Ease, comfort, and pleasure are what millennials, those members of the high-anxiety “Doom Generation,” really want — and capitalism is into it. A new beverage called Recess is a case study in where those desires meet. Bubbles? Yes. CBD? Check. Sans-serif block font? Yeah! A knowing, nudging, creepily on-point Instagram presence? Obviously. Recess is a sparkling water infused with CBD (government name: cannabidiol), a nonintoxicating hemp extract that is said to act as a pain reliever, anti-anxiety, anti-inflammatory and chillifier. The drink also contains adaptogens, ephemera from the neverland of is-it-food-or-not that are supposed to reduce stress and improve memory, focus and immunity. Their efficacy is without definitive evidence, but both CBD and adaptogens are decidedly a thing in functional health and wellness — and their marketing.
Coca-Cola Joins A-Rod With Stake in Text-to-Pay Beverage Brand
Coca-Cola Co., facing shifting shopping habits that have roiled the food and beverage industry, is taking a minority stake in Iris Nova, the company behind a cashierless New York City store where customers pay for drinks via text message. Coke, now the startup’s largest investor, led a $15 million investment round that values Iris Nova at about $60 million. Iris Nova is the maker of Dirty Lemon, a line of upscale drinks, including a recently discontinued one made with CBD, that found traction with customers on Instagram before the company launched its first retail location in Manhattan this year.
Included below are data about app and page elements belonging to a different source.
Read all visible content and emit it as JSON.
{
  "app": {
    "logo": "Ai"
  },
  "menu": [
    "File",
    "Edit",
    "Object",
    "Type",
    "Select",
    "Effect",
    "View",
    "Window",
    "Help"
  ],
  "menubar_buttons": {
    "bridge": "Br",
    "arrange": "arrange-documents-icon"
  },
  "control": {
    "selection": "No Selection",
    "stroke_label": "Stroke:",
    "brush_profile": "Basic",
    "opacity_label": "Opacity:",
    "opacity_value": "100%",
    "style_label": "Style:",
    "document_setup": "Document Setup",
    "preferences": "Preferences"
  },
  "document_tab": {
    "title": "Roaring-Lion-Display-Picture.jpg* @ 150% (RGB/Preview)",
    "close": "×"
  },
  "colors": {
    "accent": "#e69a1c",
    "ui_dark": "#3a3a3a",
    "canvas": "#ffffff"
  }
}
Coca-Cola is leading a $15 million funding round in the trendy direct-to-consumer beverage startup behind Dirty Lemon
Coca-Cola's investment in Iris Nova comes at a time when the beverage industry giant is looking towards new categories and strategies for growth. In recent months, Coca-Cola has invested in sports brand BODYARMOR, purchased Australian kombucha maker Organic & Raw Trading Company, bought juice company Tropico, and invested in healthy beverage company Made Group. Coca-Cola also spent $5.1 billion to buy Costa Coffee, a coffee chain with almost 4,000 locations.